Now the standard of "beyond a reasonable doubt" also has a large number of counter-examples, especially when the accused is being accused of something that most people consider horrendous. In fact, if the accusation is vile enough, many people won't even consider whether the evidence has any validity, or whether it could have been faked, or....well, much of any mitigating factor. He is being accused of obstruction of justice, which may or many not be true, and he will be punished extensively before there's ever a trial at which he, presumably, will have a fair defense. Many, however, never receive a fair defense, or even an only moderately poor defense. And even if he's found not guilty he will already have been punished extensively.
I don't know what an ideal way of handling things would be, but don't fantasize that we in the US have something even coming close to something fair to those who are poor or unpopular.
You are making the presumption that he is guilty. This may or may not be true. He might be innocent and actually have forgotten his password.
OTOH, just consider, if he gives them his password, they will be able to implant any evidence they choose onto his disks. Whoops! Forging dates isn't that hard.
Sorry, but that's not true. I know I've forgotten my own password a few times. I had to reinstall and recover from backups. (I really don't like sudo, and I also don't like logging in as root, and a decade or so ago I forgot the root password twice. It was really annoying, but not a real problem as one of the times I'd been thinking about switching distros anyway. The other time was more annoying, but I had the original CDs, and there hadn't been THAT many updates. [I said it was over a decade ago. I think it was while I was using Red Hat Professional edition, before I switched to KRUD Linux.])
That would be destruction of evidence...if done by the accused. After a warrant was served.
OTOH, if it's set to do this after n failed attempts, then it could quite likely be done by inept police, who didn't bother to image the disk before working on it. And then it's the police who destroyed the evidence...if such it was.
That said, I really doubt that applies in this case.

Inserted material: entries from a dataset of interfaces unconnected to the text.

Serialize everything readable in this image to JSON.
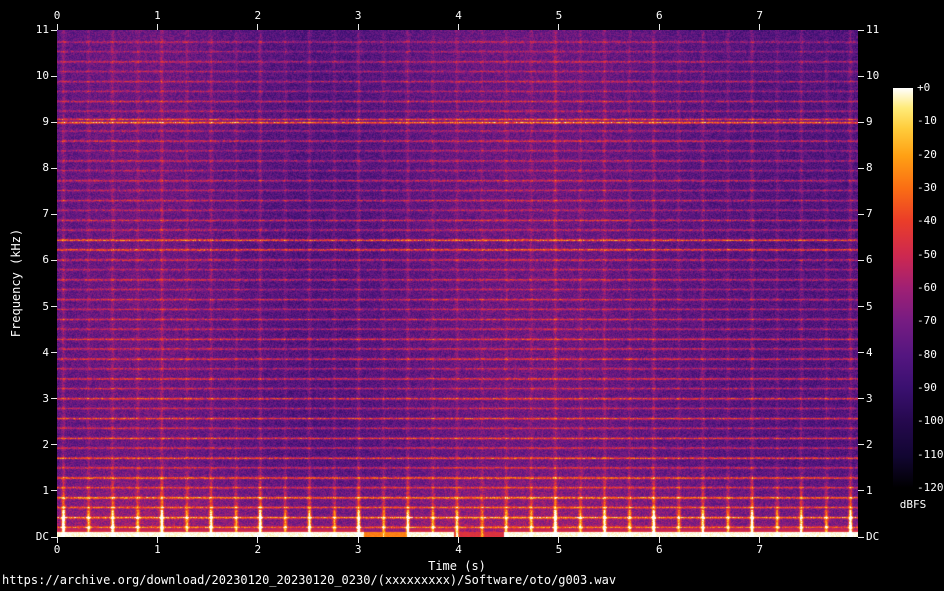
{
  "window": {
    "background": "#000000",
    "text_color": "#ffffff"
  },
  "chart_data": {
    "type": "heatmap",
    "subtype": "audio-spectrogram",
    "title": "https://archive.org/download/20230120_20230120_0230/(xxxxxxxxx)/Software/oto/g003.wav",
    "xlabel": "Time (s)",
    "ylabel": "Frequency (kHz)",
    "x_range_s": [
      0,
      7.98
    ],
    "x_ticks": [
      0,
      1,
      2,
      3,
      4,
      5,
      6,
      7
    ],
    "y_range_khz": [
      0,
      11
    ],
    "y_ticks": [
      {
        "label": "11",
        "khz": 11
      },
      {
        "label": "10",
        "khz": 10
      },
      {
        "label": "9",
        "khz": 9
      },
      {
        "label": "8",
        "khz": 8
      },
      {
        "label": "7",
        "khz": 7
      },
      {
        "label": "6",
        "khz": 6
      },
      {
        "label": "5",
        "khz": 5
      },
      {
        "label": "4",
        "khz": 4
      },
      {
        "label": "3",
        "khz": 3
      },
      {
        "label": "2",
        "khz": 2
      },
      {
        "label": "1",
        "khz": 1
      },
      {
        "label": "DC",
        "khz": 0
      }
    ],
    "colorbar": {
      "label": "dBFS",
      "ticks": [
        "+0",
        "-10",
        "-20",
        "-30",
        "-40",
        "-50",
        "-60",
        "-70",
        "-80",
        "-90",
        "-100",
        "-110",
        "-120"
      ],
      "min_dbfs": -120,
      "max_dbfs": 0
    },
    "palette": [
      {
        "pos": 0.0,
        "color": "#000000"
      },
      {
        "pos": 0.08,
        "color": "#120632"
      },
      {
        "pos": 0.17,
        "color": "#26094f"
      },
      {
        "pos": 0.25,
        "color": "#3a1070"
      },
      {
        "pos": 0.33,
        "color": "#541680"
      },
      {
        "pos": 0.42,
        "color": "#781c82"
      },
      {
        "pos": 0.5,
        "color": "#a02074"
      },
      {
        "pos": 0.58,
        "color": "#cd2850"
      },
      {
        "pos": 0.67,
        "color": "#eb3e28"
      },
      {
        "pos": 0.75,
        "color": "#fa6e14"
      },
      {
        "pos": 0.83,
        "color": "#ffa014"
      },
      {
        "pos": 0.9,
        "color": "#ffcd3c"
      },
      {
        "pos": 0.95,
        "color": "#ffeb78"
      },
      {
        "pos": 1.0,
        "color": "#ffffff"
      }
    ],
    "features": {
      "noise_floor": {
        "base": 0.27,
        "jitter": 0.17
      },
      "low_band_glow_khz": 1.7,
      "bass_band": {
        "bright_below_khz": 0.13,
        "fringe_below_khz": 0.32
      },
      "bass_dips": [
        {
          "from": 3.05,
          "to": 3.5,
          "level": 0.78
        },
        {
          "from": 3.95,
          "to": 4.45,
          "level": 0.62
        }
      ],
      "beats": [
        [
          0.06,
          1
        ],
        [
          0.31,
          0.6
        ],
        [
          0.55,
          0.85
        ],
        [
          0.8,
          0.6
        ],
        [
          1.04,
          1
        ],
        [
          1.29,
          0.6
        ],
        [
          1.53,
          0.85
        ],
        [
          1.78,
          0.6
        ],
        [
          2.02,
          1
        ],
        [
          2.27,
          0.6
        ],
        [
          2.51,
          0.85
        ],
        [
          2.76,
          0.6
        ],
        [
          3.0,
          1
        ],
        [
          3.25,
          0.6
        ],
        [
          3.49,
          0.85
        ],
        [
          3.74,
          0.6
        ],
        [
          3.98,
          0.7
        ],
        [
          4.23,
          0.45
        ],
        [
          4.47,
          0.6
        ],
        [
          4.72,
          0.6
        ],
        [
          4.96,
          1
        ],
        [
          5.21,
          0.6
        ],
        [
          5.45,
          0.85
        ],
        [
          5.7,
          0.6
        ],
        [
          5.94,
          1
        ],
        [
          6.19,
          0.6
        ],
        [
          6.43,
          0.85
        ],
        [
          6.68,
          0.6
        ],
        [
          6.92,
          1
        ],
        [
          7.17,
          0.6
        ],
        [
          7.41,
          0.85
        ],
        [
          7.66,
          0.6
        ],
        [
          7.9,
          1
        ]
      ],
      "harmonic_lines": [
        [
          0.22,
          0.4
        ],
        [
          0.43,
          0.5
        ],
        [
          0.65,
          0.38
        ],
        [
          0.86,
          0.5
        ],
        [
          1.08,
          0.32
        ],
        [
          1.29,
          0.45
        ],
        [
          1.51,
          0.3
        ],
        [
          1.72,
          0.45
        ],
        [
          1.94,
          0.3
        ],
        [
          2.15,
          0.4
        ],
        [
          2.37,
          0.28
        ],
        [
          2.58,
          0.4
        ],
        [
          2.8,
          0.26
        ],
        [
          3.01,
          0.4
        ],
        [
          3.23,
          0.26
        ],
        [
          3.44,
          0.35
        ],
        [
          3.66,
          0.25
        ],
        [
          3.87,
          0.35
        ],
        [
          4.09,
          0.28
        ],
        [
          4.3,
          0.35
        ],
        [
          4.52,
          0.25
        ],
        [
          4.73,
          0.3
        ],
        [
          4.95,
          0.25
        ],
        [
          5.16,
          0.3
        ],
        [
          5.38,
          0.22
        ],
        [
          5.59,
          0.3
        ],
        [
          5.81,
          0.22
        ],
        [
          6.02,
          0.3
        ],
        [
          6.24,
          0.45
        ],
        [
          6.45,
          0.5
        ],
        [
          6.67,
          0.25
        ],
        [
          6.88,
          0.3
        ],
        [
          7.1,
          0.22
        ],
        [
          7.31,
          0.28
        ],
        [
          7.53,
          0.22
        ],
        [
          7.74,
          0.28
        ],
        [
          7.96,
          0.2
        ],
        [
          8.17,
          0.25
        ],
        [
          8.39,
          0.2
        ],
        [
          8.6,
          0.3
        ],
        [
          8.82,
          0.2
        ],
        [
          9.0,
          0.55
        ],
        [
          9.07,
          0.4
        ],
        [
          9.25,
          0.2
        ],
        [
          9.46,
          0.28
        ],
        [
          9.68,
          0.2
        ],
        [
          9.89,
          0.25
        ],
        [
          10.11,
          0.2
        ],
        [
          10.32,
          0.25
        ],
        [
          10.54,
          0.18
        ],
        [
          10.75,
          0.22
        ]
      ]
    }
  }
}
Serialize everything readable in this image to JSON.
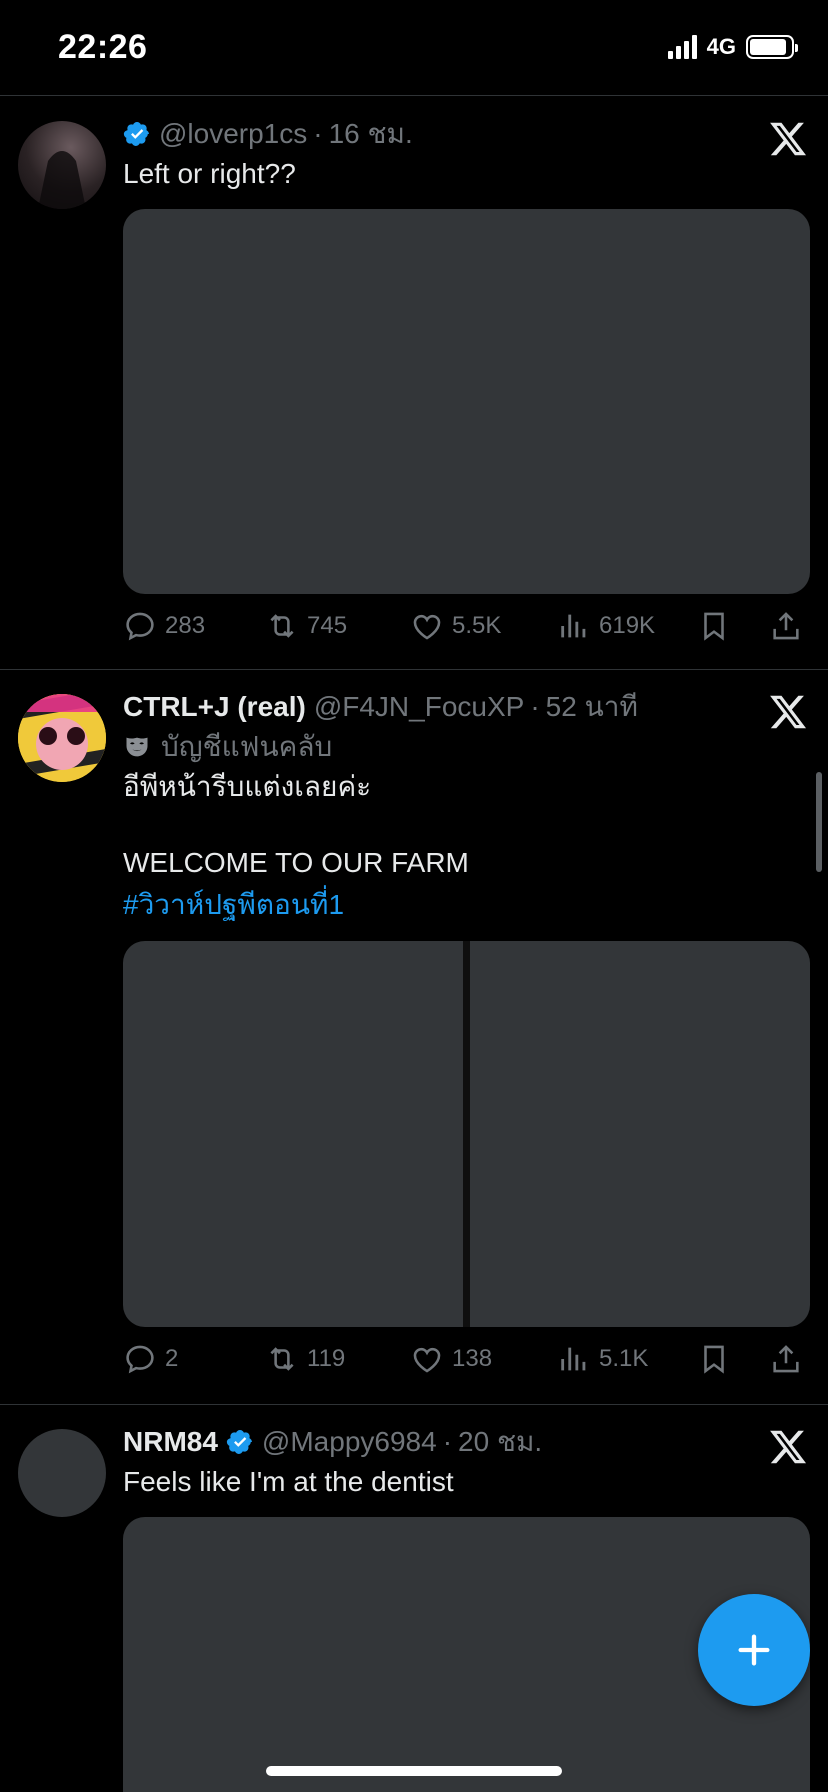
{
  "status_bar": {
    "time": "22:26",
    "network": "4G"
  },
  "posts": [
    {
      "display_name": "",
      "verified": true,
      "handle": "@loverp1cs",
      "time": "16 ชม.",
      "text": "Left or right??",
      "stats": {
        "replies": "283",
        "reposts": "745",
        "likes": "5.5K",
        "views": "619K"
      }
    },
    {
      "display_name": "CTRL+J (real)",
      "verified": false,
      "handle": "@F4JN_FocuXP",
      "time": "52 นาที",
      "fanclub_label": "บัญชีแฟนคลับ",
      "text": "อีพีหน้ารีบแต่งเลยค่ะ\n\nWELCOME TO OUR FARM",
      "hashtag": "#วิวาห์ปฐพีตอนที่1",
      "stats": {
        "replies": "2",
        "reposts": "119",
        "likes": "138",
        "views": "5.1K"
      }
    },
    {
      "display_name": "NRM84",
      "verified": true,
      "handle": "@Mappy6984",
      "time": "20 ชม.",
      "text": "Feels like I'm at the dentist"
    }
  ],
  "colors": {
    "accent": "#1d9bf0",
    "muted": "#71767b",
    "media": "#333639",
    "divider": "#2f3336"
  },
  "icons": [
    "reply-icon",
    "repost-icon",
    "like-icon",
    "views-icon",
    "bookmark-icon",
    "share-icon",
    "verified-icon",
    "x-logo-icon",
    "compose-icon"
  ]
}
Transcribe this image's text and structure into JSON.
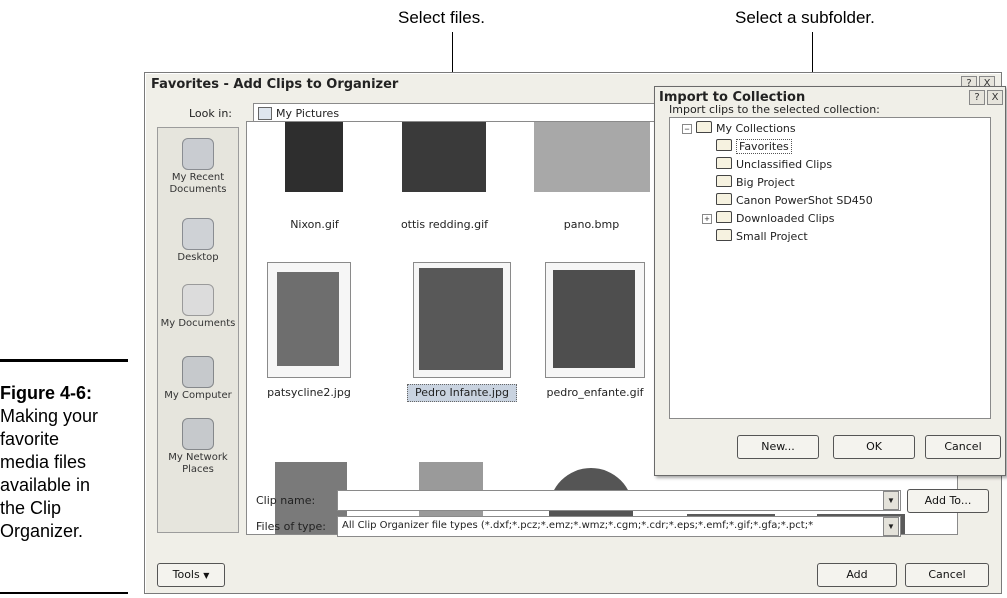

But I know *I've* forgotten passwords, and had to reinstall, and recover from backups. So "I've forgotten the password" sounds possible, though unconvincing.
You have a massage (from the Swedish prime minister).